Your goal:
Your answer must be an exact copy of every record below.

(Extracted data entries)
---

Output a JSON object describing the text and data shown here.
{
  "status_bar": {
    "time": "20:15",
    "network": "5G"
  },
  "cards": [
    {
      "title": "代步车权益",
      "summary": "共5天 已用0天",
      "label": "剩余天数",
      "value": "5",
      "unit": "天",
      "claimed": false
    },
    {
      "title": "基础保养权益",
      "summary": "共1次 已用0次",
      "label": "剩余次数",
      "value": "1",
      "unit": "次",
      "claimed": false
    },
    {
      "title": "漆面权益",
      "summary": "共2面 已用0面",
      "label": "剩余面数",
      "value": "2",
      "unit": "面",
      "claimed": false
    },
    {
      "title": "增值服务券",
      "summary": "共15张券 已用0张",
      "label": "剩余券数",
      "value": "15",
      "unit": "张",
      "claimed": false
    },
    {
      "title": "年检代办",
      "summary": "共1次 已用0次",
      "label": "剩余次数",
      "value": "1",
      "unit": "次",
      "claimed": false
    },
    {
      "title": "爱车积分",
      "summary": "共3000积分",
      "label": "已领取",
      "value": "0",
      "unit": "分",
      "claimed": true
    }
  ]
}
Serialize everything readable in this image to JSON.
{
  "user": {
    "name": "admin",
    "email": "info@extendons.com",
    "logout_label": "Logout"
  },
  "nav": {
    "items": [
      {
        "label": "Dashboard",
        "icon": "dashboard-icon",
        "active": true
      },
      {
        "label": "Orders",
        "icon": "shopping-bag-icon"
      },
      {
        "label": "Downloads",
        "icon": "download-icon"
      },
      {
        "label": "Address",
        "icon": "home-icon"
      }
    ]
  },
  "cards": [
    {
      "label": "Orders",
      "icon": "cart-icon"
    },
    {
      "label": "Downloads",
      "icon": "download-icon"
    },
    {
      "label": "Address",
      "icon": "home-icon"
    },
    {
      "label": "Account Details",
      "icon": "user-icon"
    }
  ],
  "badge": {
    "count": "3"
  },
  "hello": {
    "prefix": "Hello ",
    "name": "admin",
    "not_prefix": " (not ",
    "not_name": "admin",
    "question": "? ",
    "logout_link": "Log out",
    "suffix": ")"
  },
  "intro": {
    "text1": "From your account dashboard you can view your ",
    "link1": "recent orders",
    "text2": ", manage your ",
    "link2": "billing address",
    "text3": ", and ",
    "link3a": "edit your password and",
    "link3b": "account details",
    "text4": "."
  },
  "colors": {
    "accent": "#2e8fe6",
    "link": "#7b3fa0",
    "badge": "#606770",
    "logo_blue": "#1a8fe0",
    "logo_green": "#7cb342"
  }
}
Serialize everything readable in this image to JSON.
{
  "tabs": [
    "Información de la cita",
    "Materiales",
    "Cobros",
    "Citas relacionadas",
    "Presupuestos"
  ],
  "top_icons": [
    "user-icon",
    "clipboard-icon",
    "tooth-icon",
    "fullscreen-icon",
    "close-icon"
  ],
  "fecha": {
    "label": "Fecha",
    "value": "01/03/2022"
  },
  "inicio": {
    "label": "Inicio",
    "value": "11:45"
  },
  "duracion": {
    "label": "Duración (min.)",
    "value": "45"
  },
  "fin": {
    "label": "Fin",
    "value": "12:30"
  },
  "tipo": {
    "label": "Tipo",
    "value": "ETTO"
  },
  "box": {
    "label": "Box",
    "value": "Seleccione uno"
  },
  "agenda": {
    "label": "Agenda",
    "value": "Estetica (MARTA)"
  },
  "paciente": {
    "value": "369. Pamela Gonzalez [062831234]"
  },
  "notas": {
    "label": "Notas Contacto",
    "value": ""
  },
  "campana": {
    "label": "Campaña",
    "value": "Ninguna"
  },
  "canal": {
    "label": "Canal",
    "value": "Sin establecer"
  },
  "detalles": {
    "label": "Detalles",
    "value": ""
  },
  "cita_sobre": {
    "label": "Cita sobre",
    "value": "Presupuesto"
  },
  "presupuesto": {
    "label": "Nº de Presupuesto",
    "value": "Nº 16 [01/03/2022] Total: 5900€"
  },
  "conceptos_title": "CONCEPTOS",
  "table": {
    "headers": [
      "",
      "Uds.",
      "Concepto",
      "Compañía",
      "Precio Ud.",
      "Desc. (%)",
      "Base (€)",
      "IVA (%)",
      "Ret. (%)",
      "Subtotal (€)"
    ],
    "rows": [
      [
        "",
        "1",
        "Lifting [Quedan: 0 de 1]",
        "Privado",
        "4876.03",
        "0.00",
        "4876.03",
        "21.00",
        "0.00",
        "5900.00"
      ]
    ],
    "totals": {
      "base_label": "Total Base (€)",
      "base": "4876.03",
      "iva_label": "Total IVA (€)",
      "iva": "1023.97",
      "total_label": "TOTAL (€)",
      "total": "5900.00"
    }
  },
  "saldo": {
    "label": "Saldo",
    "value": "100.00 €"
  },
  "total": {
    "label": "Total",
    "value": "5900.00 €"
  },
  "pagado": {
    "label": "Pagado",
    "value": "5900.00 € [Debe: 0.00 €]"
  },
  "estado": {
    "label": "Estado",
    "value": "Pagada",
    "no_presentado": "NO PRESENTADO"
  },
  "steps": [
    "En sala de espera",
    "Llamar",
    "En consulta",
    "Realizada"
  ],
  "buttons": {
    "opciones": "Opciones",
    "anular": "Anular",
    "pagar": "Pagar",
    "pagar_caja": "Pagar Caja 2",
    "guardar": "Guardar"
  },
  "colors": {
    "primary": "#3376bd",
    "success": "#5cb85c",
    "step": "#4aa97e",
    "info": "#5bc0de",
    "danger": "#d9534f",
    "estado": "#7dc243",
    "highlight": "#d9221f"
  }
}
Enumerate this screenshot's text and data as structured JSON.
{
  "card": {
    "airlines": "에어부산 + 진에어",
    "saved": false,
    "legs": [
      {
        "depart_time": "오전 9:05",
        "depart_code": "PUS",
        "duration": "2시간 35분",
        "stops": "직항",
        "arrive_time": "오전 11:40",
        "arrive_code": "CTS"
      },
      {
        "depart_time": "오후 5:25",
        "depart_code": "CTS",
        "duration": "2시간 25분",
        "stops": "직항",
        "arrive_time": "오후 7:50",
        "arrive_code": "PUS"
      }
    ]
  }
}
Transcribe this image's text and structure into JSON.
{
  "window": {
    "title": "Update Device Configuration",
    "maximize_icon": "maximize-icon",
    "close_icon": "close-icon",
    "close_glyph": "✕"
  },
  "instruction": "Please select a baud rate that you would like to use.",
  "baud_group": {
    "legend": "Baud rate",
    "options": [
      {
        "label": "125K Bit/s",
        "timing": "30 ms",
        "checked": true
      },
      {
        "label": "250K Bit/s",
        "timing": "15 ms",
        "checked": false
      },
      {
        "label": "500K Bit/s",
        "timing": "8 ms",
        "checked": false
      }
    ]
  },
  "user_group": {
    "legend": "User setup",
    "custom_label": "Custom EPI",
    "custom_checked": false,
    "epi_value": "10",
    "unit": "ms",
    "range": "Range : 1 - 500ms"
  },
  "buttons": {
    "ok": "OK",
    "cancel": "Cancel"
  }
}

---

Response to this exercise:
Output a JSON object describing the text and data shown here.
{
  "status_bar": {
    "time": "20:15",
    "network": "5G"
  },
  "cards": [
    {
      "title": "代步车权益",
      "summary": "共5天 已用0天",
      "label": "剩余天数",
      "value": "5",
      "unit": "天",
      "claimed": false
    },
    {
      "title": "基础保养权益",
      "summary": "共1次 已用0次",
      "label": "剩余次数",
      "value": "1",
      "unit": "次",
      "claimed": false
    },
    {
      "title": "漆面权益",
      "summary": "共2面 已用0面",
      "label": "剩余面数",
      "value": "2",
      "unit": "面",
      "claimed": false
    },
    {
      "title": "增值服务券",
      "summary": "共15张券 已用0张",
      "label": "剩余券数",
      "value": "15",
      "unit": "张",
      "claimed": false
    },
    {
      "title": "年检代办",
      "summary": "共1次 已用0次",
      "label": "剩余次数",
      "value": "1",
      "unit": "次",
      "claimed": false
    },
    {
      "title": "爱车积分",
      "summary": "共3000积分",
      "label": "已领取",
      "value": "0",
      "unit": "分",
      "claimed": true
    }
  ]
}
Serialize everything readable in this image to JSON.
{
  "user": {
    "name": "admin",
    "email": "info@extendons.com",
    "logout_label": "Logout"
  },
  "nav": {
    "items": [
      {
        "label": "Dashboard",
        "icon": "dashboard-icon",
        "active": true
      },
      {
        "label": "Orders",
        "icon": "shopping-bag-icon"
      },
      {
        "label": "Downloads",
        "icon": "download-icon"
      },
      {
        "label": "Address",
        "icon": "home-icon"
      }
    ]
  },
  "cards": [
    {
      "label": "Orders",
      "icon": "cart-icon"
    },
    {
      "label": "Downloads",
      "icon": "download-icon"
    },
    {
      "label": "Address",
      "icon": "home-icon"
    },
    {
      "label": "Account Details",
      "icon": "user-icon"
    }
  ],
  "badge": {
    "count": "3"
  },
  "hello": {
    "prefix": "Hello ",
    "name": "admin",
    "not_prefix": " (not ",
    "not_name": "admin",
    "question": "? ",
    "logout_link": "Log out",
    "suffix": ")"
  },
  "intro": {
    "text1": "From your account dashboard you can view your ",
    "link1": "recent orders",
    "text2": ", manage your ",
    "link2": "billing address",
    "text3": ", and ",
    "link3a": "edit your password and",
    "link3b": "account details",
    "text4": "."
  },
  "colors": {
    "accent": "#2e8fe6",
    "link": "#7b3fa0",
    "badge": "#606770",
    "logo_blue": "#1a8fe0",
    "logo_green": "#7cb342"
  }
}
Serialize everything readable in this image to JSON.
{
  "tabs": [
    "Información de la cita",
    "Materiales",
    "Cobros",
    "Citas relacionadas",
    "Presupuestos"
  ],
  "top_icons": [
    "user-icon",
    "clipboard-icon",
    "tooth-icon",
    "fullscreen-icon",
    "close-icon"
  ],
  "fecha": {
    "label": "Fecha",
    "value": "01/03/2022"
  },
  "inicio": {
    "label": "Inicio",
    "value": "11:45"
  },
  "duracion": {
    "label": "Duración (min.)",
    "value": "45"
  },
  "fin": {
    "label": "Fin",
    "value": "12:30"
  },
  "tipo": {
    "label": "Tipo",
    "value": "ETTO"
  },
  "box": {
    "label": "Box",
    "value": "Seleccione uno"
  },
  "agenda": {
    "label": "Agenda",
    "value": "Estetica (MARTA)"
  },
  "paciente": {
    "value": "369. Pamela Gonzalez [062831234]"
  },
  "notas": {
    "label": "Notas Contacto",
    "value": ""
  },
  "campana": {
    "label": "Campaña",
    "value": "Ninguna"
  },
  "canal": {
    "label": "Canal",
    "value": "Sin establecer"
  },
  "detalles": {
    "label": "Detalles",
    "value": ""
  },
  "cita_sobre": {
    "label": "Cita sobre",
    "value": "Presupuesto"
  },
  "presupuesto": {
    "label": "Nº de Presupuesto",
    "value": "Nº 16 [01/03/2022] Total: 5900€"
  },
  "conceptos_title": "CONCEPTOS",
  "table": {
    "headers": [
      "",
      "Uds.",
      "Concepto",
      "Compañía",
      "Precio Ud.",
      "Desc. (%)",
      "Base (€)",
      "IVA (%)",
      "Ret. (%)",
      "Subtotal (€)"
    ],
    "rows": [
      [
        "",
        "1",
        "Lifting [Quedan: 0 de 1]",
        "Privado",
        "4876.03",
        "0.00",
        "4876.03",
        "21.00",
        "0.00",
        "5900.00"
      ]
    ],
    "totals": {
      "base_label": "Total Base (€)",
      "base": "4876.03",
      "iva_label": "Total IVA (€)",
      "iva": "1023.97",
      "total_label": "TOTAL (€)",
      "total": "5900.00"
    }
  },
  "saldo": {
    "label": "Saldo",
    "value": "100.00 €"
  },
  "total": {
    "label": "Total",
    "value": "5900.00 €"
  },
  "pagado": {
    "label": "Pagado",
    "value": "5900.00 € [Debe: 0.00 €]"
  },
  "estado": {
    "label": "Estado",
    "value": "Pagada",
    "no_presentado": "NO PRESENTADO"
  },
  "steps": [
    "En sala de espera",
    "Llamar",
    "En consulta",
    "Realizada"
  ],
  "buttons": {
    "opciones": "Opciones",
    "anular": "Anular",
    "pagar": "Pagar",
    "pagar_caja": "Pagar Caja 2",
    "guardar": "Guardar"
  },
  "colors": {
    "primary": "#3376bd",
    "success": "#5cb85c",
    "step": "#4aa97e",
    "info": "#5bc0de",
    "danger": "#d9534f",
    "estado": "#7dc243",
    "highlight": "#d9221f"
  }
}
Enumerate this screenshot's text and data as structured JSON.
{
  "card": {
    "airlines": "에어부산 + 진에어",
    "saved": false,
    "legs": [
      {
        "depart_time": "오전 9:05",
        "depart_code": "PUS",
        "duration": "2시간 35분",
        "stops": "직항",
        "arrive_time": "오전 11:40",
        "arrive_code": "CTS"
      },
      {
        "depart_time": "오후 5:25",
        "depart_code": "CTS",
        "duration": "2시간 25분",
        "stops": "직항",
        "arrive_time": "오후 7:50",
        "arrive_code": "PUS"
      }
    ]
  }
}
Transcribe this image's text and structure into JSON.
{
  "window": {
    "title": "Update Device Configuration",
    "maximize_icon": "maximize-icon",
    "close_icon": "close-icon",
    "close_glyph": "✕"
  },
  "instruction": "Please select a baud rate that you would like to use.",
  "baud_group": {
    "legend": "Baud rate",
    "options": [
      {
        "label": "125K Bit/s",
        "timing": "30 ms",
        "checked": true
      },
      {
        "label": "250K Bit/s",
        "timing": "15 ms",
        "checked": false
      },
      {
        "label": "500K Bit/s",
        "timing": "8 ms",
        "checked": false
      }
    ]
  },
  "user_group": {
    "legend": "User setup",
    "custom_label": "Custom EPI",
    "custom_checked": false,
    "epi_value": "10",
    "unit": "ms",
    "range": "Range : 1 - 500ms"
  },
  "buttons": {
    "ok": "OK",
    "cancel": "Cancel"
  }
}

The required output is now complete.